2) The Check. This one I actually can agree. I hate checks. With gift cards and online bill paying, I see the end of the check coming someday. Of course, I also thought pennies would be gone by now, too. Guess we'll see about checks.
3) Newspapers. The print form of newspapers on a national level (the "big guys" like New York Times, etc) is already shifting to mobile media formats. Small town, local and regional papers, though, are not going anywhere anytime soon. Even younger readers can be found holding local papers. In my town, there is an online competitor to the print paper, but if the paper can offer more in-depth coverage on recent stories (or on stories developed over time), print media can still be a viable delivery method for the future. The article assumes that everyone has broadband internet and that we all have gobs of bandwidth to spare for content. Sorry, but just look at many of your mid-American rural communities. You will find that many folks still fight with dial-up or awful, expensive satellite access. Even in places where DSL is available, folks are limited to a max of 1.5 Mbps. Those speeds are great for a single person watching YouTube, but stick more than that on the line, and you might as well be using dial-up. Small town, local print papers aren't going away in our lifetime. As for paying - I also disagree. With the newer and more innovative advertising mechanisms being developed, customers won't have to pay to read. Besides, why pay for it when someone else will post the information for free anyway.
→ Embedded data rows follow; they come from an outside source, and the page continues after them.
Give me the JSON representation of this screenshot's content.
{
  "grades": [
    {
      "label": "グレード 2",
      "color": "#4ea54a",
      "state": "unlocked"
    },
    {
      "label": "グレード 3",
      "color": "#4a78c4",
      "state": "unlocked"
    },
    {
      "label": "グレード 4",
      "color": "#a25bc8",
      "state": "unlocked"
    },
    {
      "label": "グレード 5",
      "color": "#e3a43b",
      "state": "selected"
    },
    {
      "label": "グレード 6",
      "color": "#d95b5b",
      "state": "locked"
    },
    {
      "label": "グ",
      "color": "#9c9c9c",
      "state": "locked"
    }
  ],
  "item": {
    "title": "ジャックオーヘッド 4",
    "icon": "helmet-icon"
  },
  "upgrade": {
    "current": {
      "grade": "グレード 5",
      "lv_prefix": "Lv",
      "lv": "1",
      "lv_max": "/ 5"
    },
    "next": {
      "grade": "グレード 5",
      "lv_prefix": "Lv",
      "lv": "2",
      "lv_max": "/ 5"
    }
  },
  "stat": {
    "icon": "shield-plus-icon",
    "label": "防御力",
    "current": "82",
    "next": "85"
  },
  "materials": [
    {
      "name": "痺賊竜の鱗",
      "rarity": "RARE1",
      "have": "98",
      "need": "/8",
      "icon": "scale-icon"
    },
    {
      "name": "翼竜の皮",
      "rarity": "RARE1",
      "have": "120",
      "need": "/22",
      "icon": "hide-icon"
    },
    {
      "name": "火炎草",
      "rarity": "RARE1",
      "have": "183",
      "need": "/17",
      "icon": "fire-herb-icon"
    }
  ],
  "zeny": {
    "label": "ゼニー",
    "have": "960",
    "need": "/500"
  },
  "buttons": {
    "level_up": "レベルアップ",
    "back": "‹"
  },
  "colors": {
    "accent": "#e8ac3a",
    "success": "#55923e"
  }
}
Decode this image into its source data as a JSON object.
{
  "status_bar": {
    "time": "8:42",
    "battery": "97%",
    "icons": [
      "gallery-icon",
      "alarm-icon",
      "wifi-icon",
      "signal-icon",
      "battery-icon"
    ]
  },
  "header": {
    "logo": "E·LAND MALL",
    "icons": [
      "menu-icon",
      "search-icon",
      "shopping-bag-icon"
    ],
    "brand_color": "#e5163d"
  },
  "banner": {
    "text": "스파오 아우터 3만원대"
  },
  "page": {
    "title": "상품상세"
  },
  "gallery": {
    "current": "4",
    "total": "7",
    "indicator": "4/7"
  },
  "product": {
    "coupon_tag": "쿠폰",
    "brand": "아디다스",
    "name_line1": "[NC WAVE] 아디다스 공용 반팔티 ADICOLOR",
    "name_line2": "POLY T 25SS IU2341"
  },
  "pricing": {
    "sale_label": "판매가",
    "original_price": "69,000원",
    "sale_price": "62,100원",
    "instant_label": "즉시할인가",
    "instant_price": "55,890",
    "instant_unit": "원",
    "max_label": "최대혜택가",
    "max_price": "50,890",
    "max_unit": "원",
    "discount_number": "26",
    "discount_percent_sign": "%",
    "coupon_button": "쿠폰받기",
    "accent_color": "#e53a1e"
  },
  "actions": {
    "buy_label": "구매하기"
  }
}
Surely, newspaper publishers see this. If not, then here is their wake-up call.
4) The Book. BBZZTT. The book isn't going anywhere in OUR lifetime. I do foresee a time when printed books will become fewer and fewer in number during our lifetime, but there are still way too many people that prefer holding the physical book and pages over holding some electronic device to read. One thing the article overlooks - some people simply can't stare at computer screens all day. I do see textbooks going the electronic way, but not until the country's infrastructure can handle all the digital content the new incarnations of textbooks promise. Until then, expect printed books to remain (again, mainly in rural schools or other areas with limited to no bandwidth). As for leisure reading, I know my own children prefer to hold books in their hands. I see a time where vast volumes of books are no longer printed, but rather people will be able to choose to have a printed copy sent to them (see #1 above). Print-On-Demand will not only include self-published authors, but also will be houses where anyone can request any book be printed for a fee.
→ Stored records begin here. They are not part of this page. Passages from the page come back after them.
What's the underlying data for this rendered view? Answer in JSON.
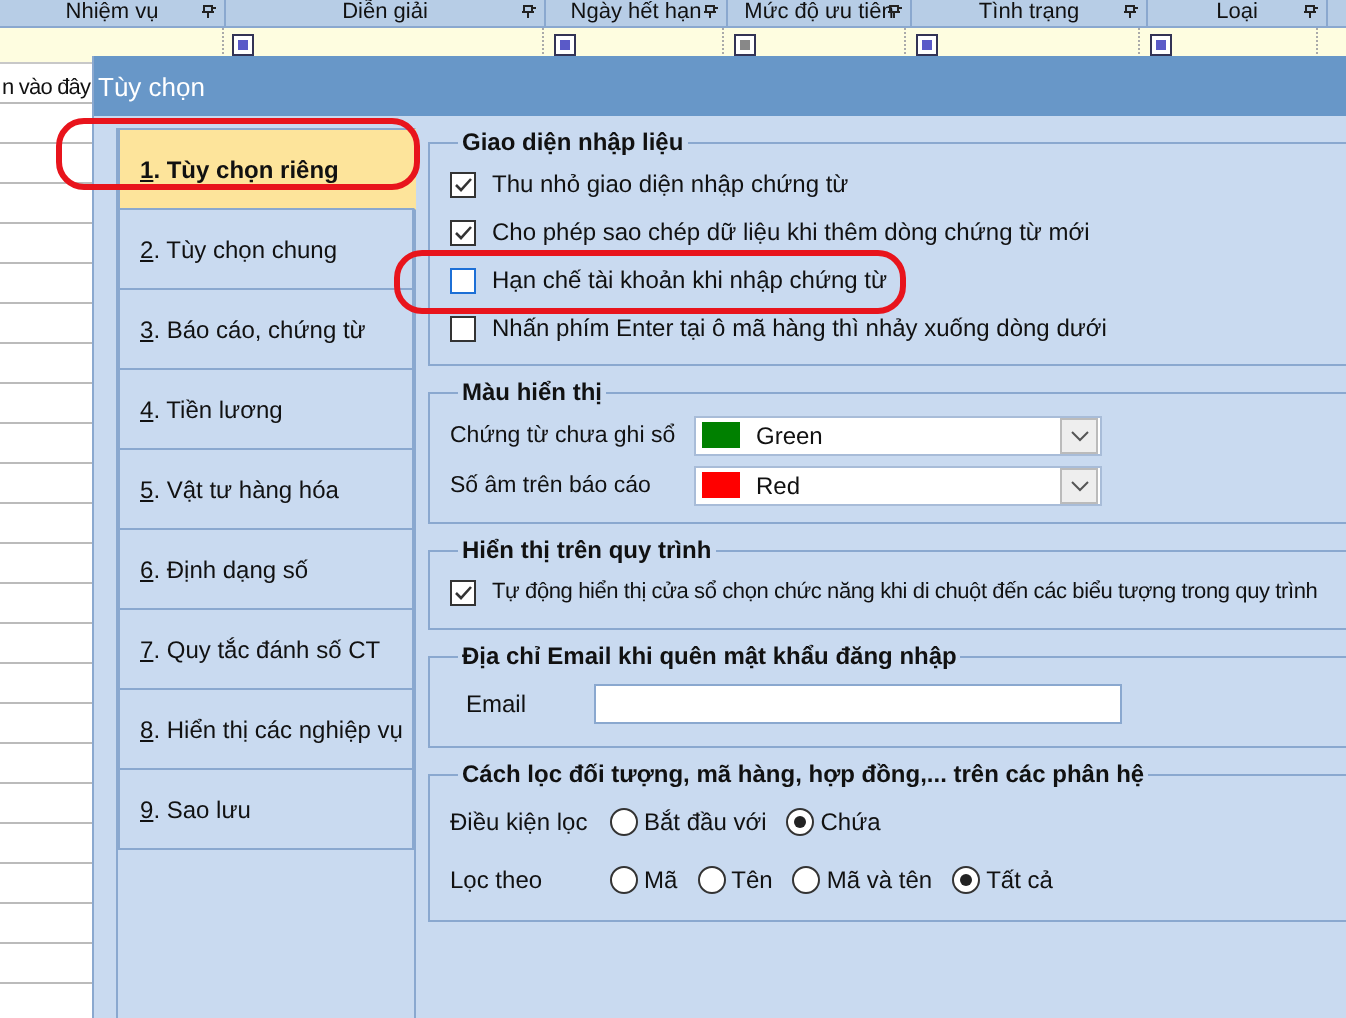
{
  "background_grid": {
    "columns": [
      {
        "label": "Nhiệm vụ"
      },
      {
        "label": "Diễn giải",
        "filter_disabled": false
      },
      {
        "label": "Ngày hết hạn",
        "filter_disabled": false
      },
      {
        "label": "Mức độ ưu tiên",
        "filter_disabled": true
      },
      {
        "label": "Tình trạng",
        "filter_disabled": false
      },
      {
        "label": "Loại",
        "filter_disabled": false
      }
    ],
    "side_text": "n vào đây"
  },
  "window": {
    "title": "Tùy chọn"
  },
  "nav": {
    "items": [
      {
        "key": "1",
        "label": ". Tùy chọn riêng",
        "selected": true,
        "annotated": true
      },
      {
        "key": "2",
        "label": ". Tùy chọn chung",
        "selected": false
      },
      {
        "key": "3",
        "label": ". Báo cáo, chứng từ",
        "selected": false
      },
      {
        "key": "4",
        "label": ". Tiền lương",
        "selected": false
      },
      {
        "key": "5",
        "label": ". Vật tư hàng hóa",
        "selected": false
      },
      {
        "key": "6",
        "label": ". Định dạng số",
        "selected": false
      },
      {
        "key": "7",
        "label": ". Quy tắc đánh số CT",
        "selected": false
      },
      {
        "key": "8",
        "label": ". Hiển thị các nghiệp vụ",
        "selected": false
      },
      {
        "key": "9",
        "label": ". Sao lưu",
        "selected": false
      }
    ]
  },
  "groups": [
    {
      "kind": "checkboxes",
      "title": "Giao diện nhập liệu",
      "items": [
        {
          "label": "Thu nhỏ giao diện nhập chứng từ",
          "checked": true
        },
        {
          "label": "Cho phép sao chép dữ liệu khi thêm dòng chứng từ mới",
          "checked": true
        },
        {
          "label": "Hạn chế tài khoản khi nhập chứng từ",
          "checked": false,
          "annotated": true
        },
        {
          "label": "Nhấn phím Enter tại ô mã hàng thì nhảy xuống dòng dưới",
          "checked": false
        }
      ]
    },
    {
      "kind": "colors",
      "title": "Màu hiển thị",
      "items": [
        {
          "label": "Chứng từ chưa ghi sổ",
          "value": "Green",
          "color": "#008000"
        },
        {
          "label": "Số âm trên báo cáo",
          "value": "Red",
          "color": "#ff0000"
        }
      ]
    },
    {
      "kind": "checkboxes",
      "title": "Hiển thị trên quy trình",
      "items": [
        {
          "label": "Tự động hiển thị cửa sổ chọn chức năng khi di chuột đến các biểu tượng trong quy trình",
          "checked": true
        }
      ]
    },
    {
      "kind": "fields",
      "title": "Địa chỉ Email khi quên mật khẩu đăng nhập",
      "items": [
        {
          "label": "Email"
        }
      ]
    },
    {
      "kind": "radios",
      "title": "Cách lọc đối tượng, mã hàng, hợp đồng,... trên các phân hệ",
      "items": [
        {
          "label": "Điều kiện lọc",
          "options": [
            {
              "label": "Bắt đầu với",
              "selected": false
            },
            {
              "label": "Chứa",
              "selected": true
            }
          ]
        },
        {
          "label": "Lọc theo",
          "options": [
            {
              "label": "Mã",
              "selected": false
            },
            {
              "label": "Tên",
              "selected": false
            },
            {
              "label": "Mã và tên",
              "selected": false
            },
            {
              "label": "Tất cả",
              "selected": true
            }
          ]
        }
      ]
    }
  ]
}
5) The land line. See any above comments regarding limited bandwidth in this country. Add to those comments the fact that cell coverage is awful in more places than have limited bandwidth! You can look at all the coverage maps you want from all the carriers you'd like. They mean nothing. Grab a phone and walk around. Visit America from coast to coast. I just spent a week in Washington DC and my coverage was spotty at best - 3G or otherwise. I live in a rural community well-known for its lack of cellular coverage. Unless the infrastructure changes in some very major ways, people will need landlines just to keep in touch with the world (whether through phones or dial-up or DSL).
6) Music. I believe the article was trying to say the current MODEL for music distribution will disappear. Music itself will never disappear. I actually believe that the death of big music conglomerates will HELP music rather than kill it. Without the music companies sucking the profits from artists, musicians will be freer to distribute their own music through the channels THEY choose: iTunes, their own web site, whatever social media outlets exist in the future, etc.
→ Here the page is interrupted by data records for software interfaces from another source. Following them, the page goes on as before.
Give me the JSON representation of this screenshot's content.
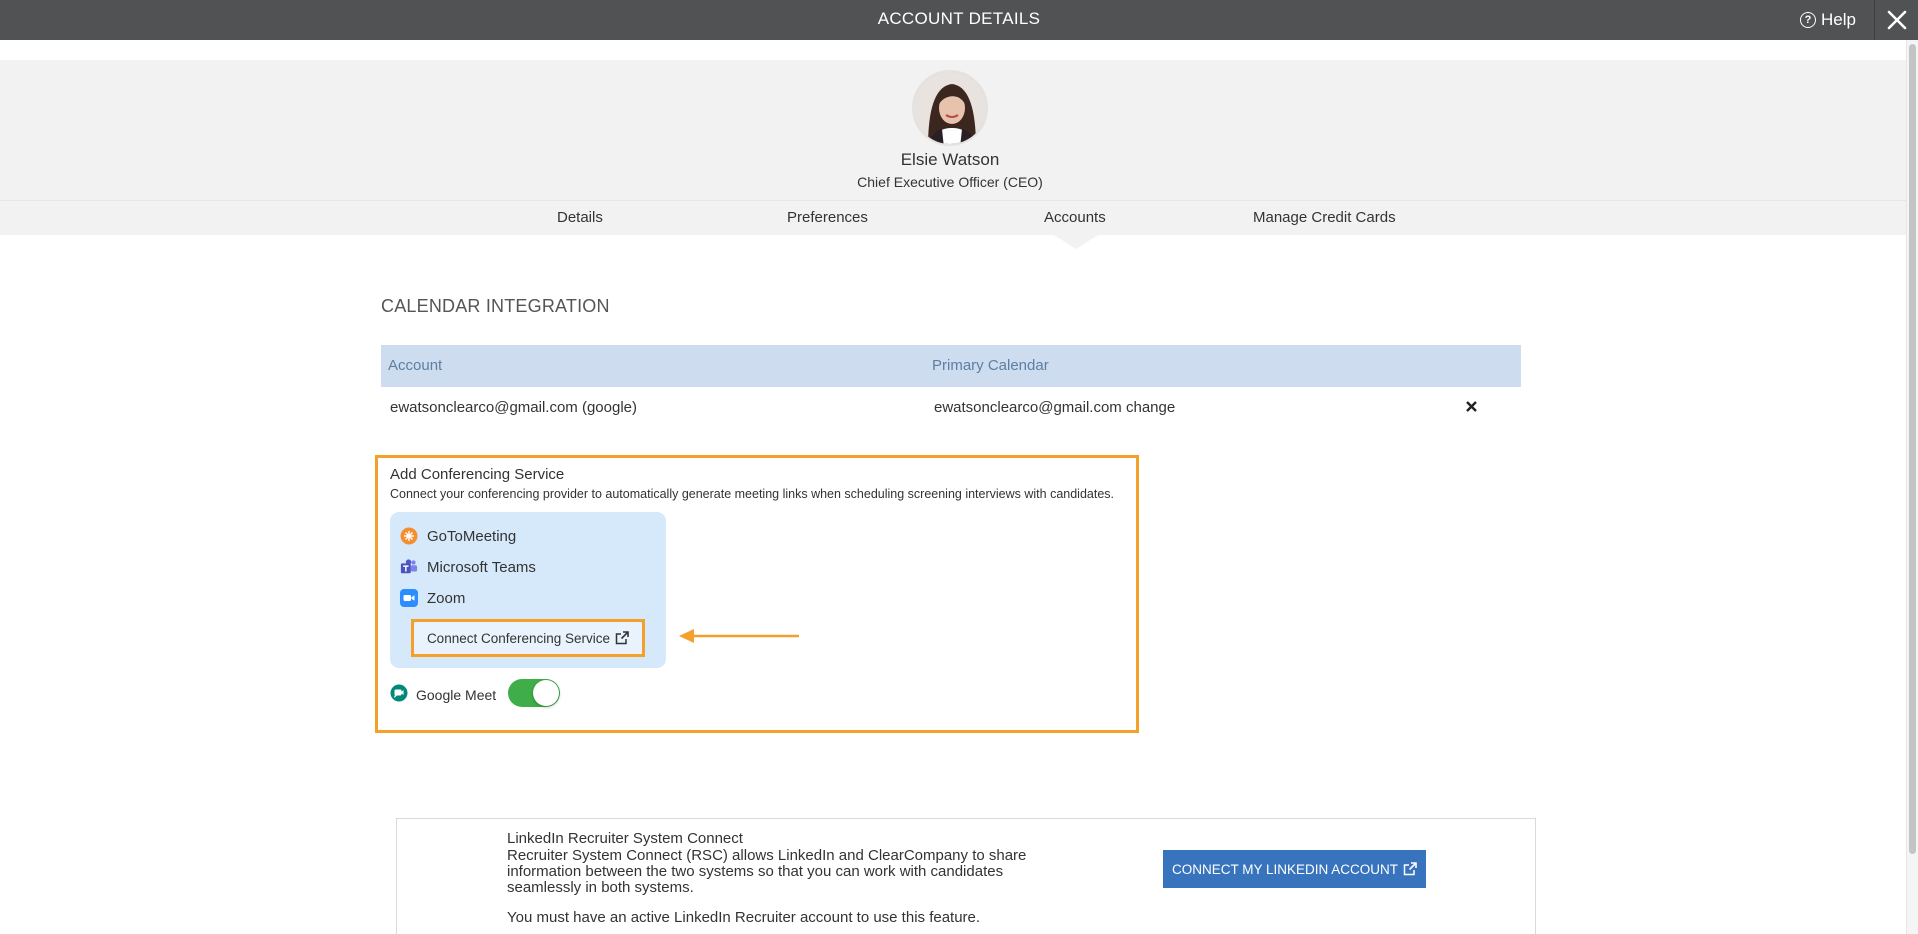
{
  "header": {
    "title": "ACCOUNT DETAILS",
    "help_label": "Help",
    "close_icon": "close-icon"
  },
  "profile": {
    "name": "Elsie Watson",
    "title": "Chief Executive Officer (CEO)"
  },
  "tabs": [
    {
      "label": "Details"
    },
    {
      "label": "Preferences"
    },
    {
      "label": "Accounts",
      "active": true
    },
    {
      "label": "Manage Credit Cards"
    }
  ],
  "calendar": {
    "section_title": "CALENDAR INTEGRATION",
    "columns": [
      "Account",
      "Primary Calendar"
    ],
    "rows": [
      {
        "account": "ewatsonclearco@gmail.com (google)",
        "primary_calendar": "ewatsonclearco@gmail.com",
        "change_label": "change"
      }
    ]
  },
  "conferencing": {
    "title": "Add Conferencing Service",
    "description": "Connect your conferencing provider to automatically generate meeting links when scheduling screening interviews with candidates.",
    "providers": [
      {
        "name": "GoToMeeting",
        "icon": "gotomeeting-icon"
      },
      {
        "name": "Microsoft Teams",
        "icon": "teams-icon"
      },
      {
        "name": "Zoom",
        "icon": "zoom-icon"
      }
    ],
    "connect_label": "Connect Conferencing Service",
    "google_meet_label": "Google Meet",
    "google_meet_enabled": true,
    "highlight_color": "#f5a02a"
  },
  "linkedin": {
    "title": "LinkedIn Recruiter System Connect",
    "description": "Recruiter System Connect (RSC) allows LinkedIn and ClearCompany to share information between the two systems so that you can work with candidates seamlessly in both systems.",
    "note": "You must have an active LinkedIn Recruiter account to use this feature.",
    "button_label": "CONNECT MY LINKEDIN ACCOUNT"
  },
  "colors": {
    "topbar": "#515254",
    "table_header": "#cddcee",
    "primary_button": "#3873bd",
    "toggle_on": "#3fae49"
  }
}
Radio stations will be freer to play what they want, when they want. 40% of the music downloaded may be "catalog" right now, but I believe that's because people of a certain age have discovered an easy, relatively inexpensive way to grab the music they grew up listening to. That will change over time. Of course, some music from the past will ALWAYS be downloaded simply because of the nature of people and their tastes - Mozart, Chopin, Elvis, Jimi Hendrix, Patsy Cline, Hank Williams, Black Sabbath, Nirvana, etc. I believe the Internet has actually helped independent artists and will continue to do so. Think about local bands that no one ever heard of until they went viral online. How many other bands are out there trying to go viral? Are the record labels going to "discover" them and turn them into superstars? Very doubtful. Music will not disappear in our lifetime. As long as there are people to create it, generate it, and release it, there will be music (as well as fictional works, paintings, sculptures, etc).
7) Television. Once again, review any and all references to bandwidth. I believe there will significant changes in how television is delivered and how shows are created and viewed, but there will still be television. The fact is, people like canned, well-produced, easily obtainable viewing. Television provides that. I believe we will finally see the day where we can "drop the needle" on programming and forgo the stupid "rewind/fast forward" methods we are forced into right now. I do agree that people will get (should get) to choose the content THEY want to watch. Like "music" above, I wonder if the author was shooting for the "corporate delivery of television" rather than television itself.
8) "Things" you own. I agree that more and more content will be stored in "the cloud" and be available. The issue bends itself back to bandwidth. In many ways, I like the idea of having my content available to me anytime, anywhere. On the other hand, I am relying on 100% uptime. Not 99.99% uptime, but 100% availability. I also need enough bandwidth that anything I access appears INSTANTLY as if it was located on my local machine. I am old school - I like physical media. I have a real issue with paying $50 for a game (or for anything) where all I get is the content without any packaging, manuals, etc. Now, give me the same game/content for about $25 and I can swallow that. In the past, companies blamed their pricing on branding, printing, etc. Well now, what's the excuse of overcharging? I have grown to like my digital media except for one major issue: degradation. If you have not experienced this yet, you will. As you move the same music from device to device, and as the media the devices are stored on break down, you will notice little skips and pops and weird screeches coming from your player. Now, having the content in the cloud might cure some of that since it would (theoretically) only be stored on one media type, but that remains to be seen. Of course, as I said, we have bandwidth and connectivity issues to resolve LONG before the stuff we own becomes complete vaporware.
9) Privacy. I agree with this one as well. In fact, I've been preaching the disappearance of privacy since the days of PeopleLink and CompuServe, FidoNet and CBBS. I don't know why it shocks people so much that their privacy is at risk when many of those same folks are publishing their entire life story online - Facebook, blogging, Piknik, Google Docs, etc. As the adage goes: put it online in any form and assume the world is reading it. There is no privacy. Get over it or get offline. Even when we set our Facebook options to be as limited as possible, the things we post are out in the ether for the world to see and share, to discuss and debate. There is no way around it other than to unplug. And, even that is no guarantee. Why? Because we use our plastic cards at some local restaurant who uses Heartland to process our payment then Heartland gets hacked. Or, Heartland (just using as an example, I am not say they do this necessarily) takes your info from the card and sells what they are allowed to mass marketers. Ads suddenly appear on web pages you visit. Ads run along side your blog posts that match the content or your eating habits or your preferred toothpaste flavor. There should never be an assumption or expectation of privacy online. No matter what "the law" says. There is no privacy, and in the future, there will be even less than no privacy - everything will be known.
The author of the article ends with: "All we will have that can't be changed are memories." I have to disagree there, too. We already have (and this is nothing new) people with fabricated memories and supposedly repressed memories, projected memories and "common" memories. Memories can be changed. We just have to hope we are strong enough NOT to change them.